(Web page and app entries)
——

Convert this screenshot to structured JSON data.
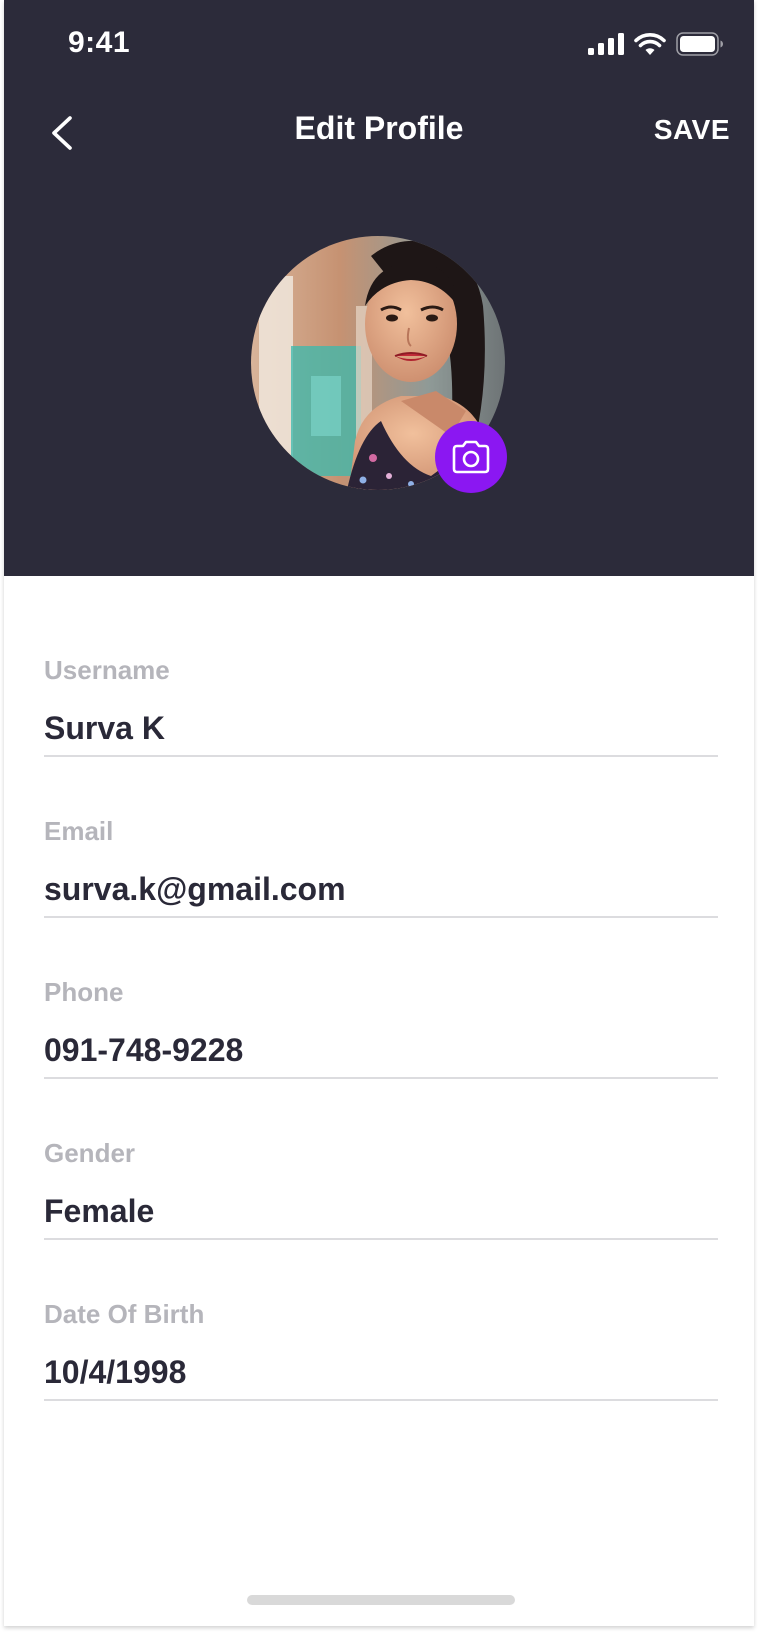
{
  "status_bar": {
    "time": "9:41"
  },
  "nav": {
    "title": "Edit Profile",
    "save_label": "SAVE",
    "back_icon": "chevron-left-icon"
  },
  "profile": {
    "photo_icon": "camera-icon",
    "accent_color": "#8b17f2",
    "header_color": "#2c2b3a"
  },
  "fields": [
    {
      "label": "Username",
      "value": "Surva K"
    },
    {
      "label": "Email",
      "value": "surva.k@gmail.com"
    },
    {
      "label": "Phone",
      "value": "091-748-9228"
    },
    {
      "label": "Gender",
      "value": "Female"
    },
    {
      "label": "Date Of Birth",
      "value": "10/4/1998"
    }
  ]
}
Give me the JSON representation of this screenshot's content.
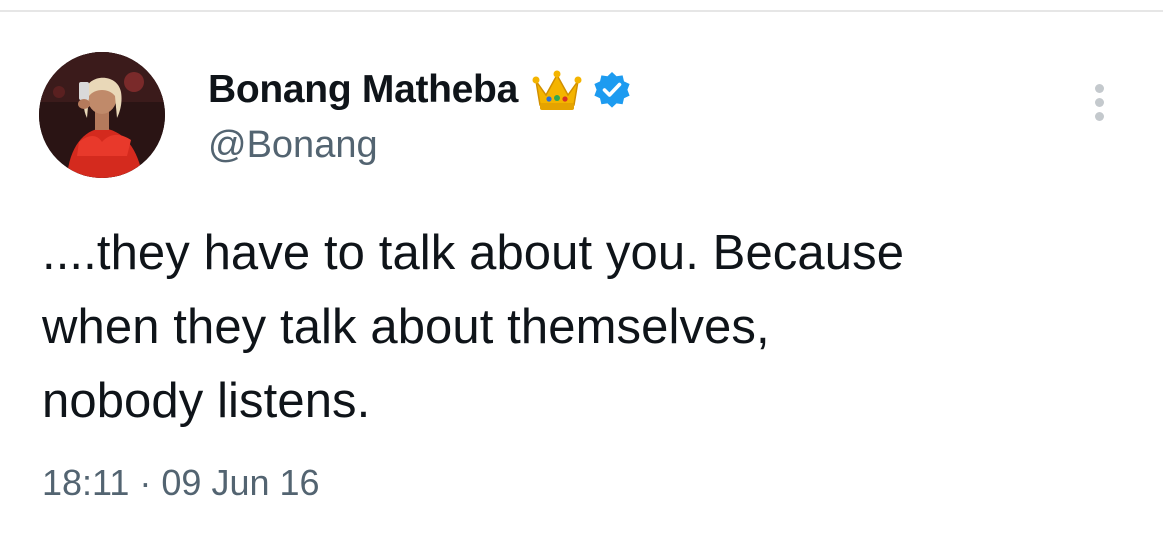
{
  "author": {
    "display_name": "Bonang Matheba",
    "handle": "@Bonang",
    "badges": [
      "crown-icon",
      "verified-icon"
    ],
    "verified_color": "#1d9bf0",
    "crown_color": "#f4b400"
  },
  "tweet": {
    "lines": [
      "....they have to talk about you. Because",
      "when they talk about themselves,",
      "nobody listens."
    ],
    "timestamp": "18:11 · 09 Jun 16"
  },
  "menu": {
    "icon": "more-vertical-icon"
  },
  "colors": {
    "text": "#0f1419",
    "secondary_text": "#536471",
    "background": "#ffffff"
  }
}
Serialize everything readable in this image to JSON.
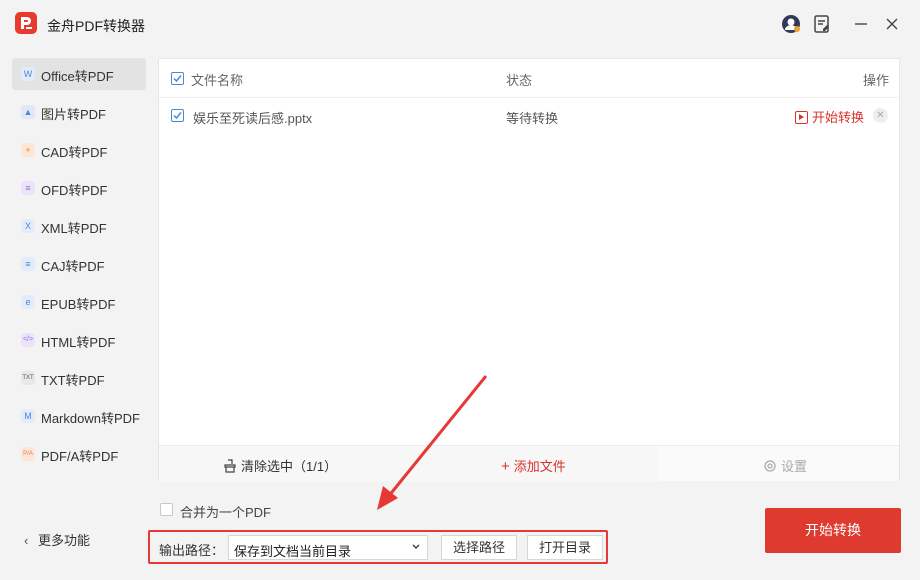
{
  "app": {
    "title": "金舟PDF转换器"
  },
  "titlebar": {
    "icons": [
      "avatar-icon",
      "feedback-icon",
      "minimize-icon",
      "close-icon"
    ],
    "min_glyph": "—",
    "close_glyph": "✕"
  },
  "sidebar": {
    "items": [
      {
        "label": "Office转PDF",
        "icon": "office-icon",
        "glyph": "W",
        "color": "#4a88d9"
      },
      {
        "label": "图片转PDF",
        "icon": "image-icon",
        "glyph": "▲",
        "color": "#4a88d9"
      },
      {
        "label": "CAD转PDF",
        "icon": "cad-icon",
        "glyph": "+",
        "color": "#f07c3a"
      },
      {
        "label": "OFD转PDF",
        "icon": "ofd-icon",
        "glyph": "≡",
        "color": "#8a6ad8"
      },
      {
        "label": "XML转PDF",
        "icon": "xml-icon",
        "glyph": "X",
        "color": "#4a88d9"
      },
      {
        "label": "CAJ转PDF",
        "icon": "caj-icon",
        "glyph": "≡",
        "color": "#4a88d9"
      },
      {
        "label": "EPUB转PDF",
        "icon": "epub-icon",
        "glyph": "e",
        "color": "#4a88d9"
      },
      {
        "label": "HTML转PDF",
        "icon": "html-icon",
        "glyph": "</>",
        "color": "#8a6ad8"
      },
      {
        "label": "TXT转PDF",
        "icon": "txt-icon",
        "glyph": "TXT",
        "color": "#555555"
      },
      {
        "label": "Markdown转PDF",
        "icon": "markdown-icon",
        "glyph": "M",
        "color": "#4a88d9"
      },
      {
        "label": "PDF/A转PDF",
        "icon": "pdfa-icon",
        "glyph": "P/A",
        "color": "#f07c3a"
      }
    ],
    "active_index": 0,
    "more_label": "更多功能"
  },
  "file_table": {
    "columns": {
      "name": "文件名称",
      "status": "状态",
      "action": "操作"
    },
    "rows": [
      {
        "name": "娱乐至死读后感.pptx",
        "status": "等待转换",
        "action": "开始转换",
        "checked": true
      }
    ],
    "header_checked": true
  },
  "bottom_bar": {
    "clear": "清除选中（1/1）",
    "add": "添加文件",
    "settings": "设置"
  },
  "merge": {
    "label": "合并为一个PDF",
    "checked": false
  },
  "output": {
    "label": "输出路径：",
    "selected": "保存到文档当前目录",
    "choose_button": "选择路径",
    "open_button": "打开目录"
  },
  "convert_button": "开始转换",
  "colors": {
    "accent": "#df3a30",
    "check": "#4a88d9",
    "highlight_box": "#e53935"
  }
}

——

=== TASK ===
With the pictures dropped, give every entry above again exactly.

=== ANSWER TO THE EXERCISE ===
Convert this screenshot to structured JSON data.
{
  "status_bar": {
    "time": "9:41"
  },
  "nav": {
    "title": "Edit Profile",
    "save_label": "SAVE",
    "back_icon": "chevron-left-icon"
  },
  "profile": {
    "photo_icon": "camera-icon",
    "accent_color": "#8b17f2",
    "header_color": "#2c2b3a"
  },
  "fields": [
    {
      "label": "Username",
      "value": "Surva K"
    },
    {
      "label": "Email",
      "value": "surva.k@gmail.com"
    },
    {
      "label": "Phone",
      "value": "091-748-9228"
    },
    {
      "label": "Gender",
      "value": "Female"
    },
    {
      "label": "Date Of Birth",
      "value": "10/4/1998"
    }
  ]
}
Give me the JSON representation of this screenshot's content.
{
  "author": {
    "display_name": "Bonang Matheba",
    "handle": "@Bonang",
    "badges": [
      "crown-icon",
      "verified-icon"
    ],
    "verified_color": "#1d9bf0",
    "crown_color": "#f4b400"
  },
  "tweet": {
    "lines": [
      "....they have to talk about you. Because",
      "when they talk about themselves,",
      "nobody listens."
    ],
    "timestamp": "18:11 · 09 Jun 16"
  },
  "menu": {
    "icon": "more-vertical-icon"
  },
  "colors": {
    "text": "#0f1419",
    "secondary_text": "#536471",
    "background": "#ffffff"
  }
}
Serialize everything readable in this image to JSON.
{
  "app": {
    "title": "金舟PDF转换器"
  },
  "titlebar": {
    "icons": [
      "avatar-icon",
      "feedback-icon",
      "minimize-icon",
      "close-icon"
    ],
    "min_glyph": "—",
    "close_glyph": "✕"
  },
  "sidebar": {
    "items": [
      {
        "label": "Office转PDF",
        "icon": "office-icon",
        "glyph": "W",
        "color": "#4a88d9"
      },
      {
        "label": "图片转PDF",
        "icon": "image-icon",
        "glyph": "▲",
        "color": "#4a88d9"
      },
      {
        "label": "CAD转PDF",
        "icon": "cad-icon",
        "glyph": "+",
        "color": "#f07c3a"
      },
      {
        "label": "OFD转PDF",
        "icon": "ofd-icon",
        "glyph": "≡",
        "color": "#8a6ad8"
      },
      {
        "label": "XML转PDF",
        "icon": "xml-icon",
        "glyph": "X",
        "color": "#4a88d9"
      },
      {
        "label": "CAJ转PDF",
        "icon": "caj-icon",
        "glyph": "≡",
        "color": "#4a88d9"
      },
      {
        "label": "EPUB转PDF",
        "icon": "epub-icon",
        "glyph": "e",
        "color": "#4a88d9"
      },
      {
        "label": "HTML转PDF",
        "icon": "html-icon",
        "glyph": "</>",
        "color": "#8a6ad8"
      },
      {
        "label": "TXT转PDF",
        "icon": "txt-icon",
        "glyph": "TXT",
        "color": "#555555"
      },
      {
        "label": "Markdown转PDF",
        "icon": "markdown-icon",
        "glyph": "M",
        "color": "#4a88d9"
      },
      {
        "label": "PDF/A转PDF",
        "icon": "pdfa-icon",
        "glyph": "P/A",
        "color": "#f07c3a"
      }
    ],
    "active_index": 0,
    "more_label": "更多功能"
  },
  "file_table": {
    "columns": {
      "name": "文件名称",
      "status": "状态",
      "action": "操作"
    },
    "rows": [
      {
        "name": "娱乐至死读后感.pptx",
        "status": "等待转换",
        "action": "开始转换",
        "checked": true
      }
    ],
    "header_checked": true
  },
  "bottom_bar": {
    "clear": "清除选中（1/1）",
    "add": "添加文件",
    "settings": "设置"
  },
  "merge": {
    "label": "合并为一个PDF",
    "checked": false
  },
  "output": {
    "label": "输出路径：",
    "selected": "保存到文档当前目录",
    "choose_button": "选择路径",
    "open_button": "打开目录"
  },
  "convert_button": "开始转换",
  "colors": {
    "accent": "#df3a30",
    "check": "#4a88d9",
    "highlight_box": "#e53935"
  }
}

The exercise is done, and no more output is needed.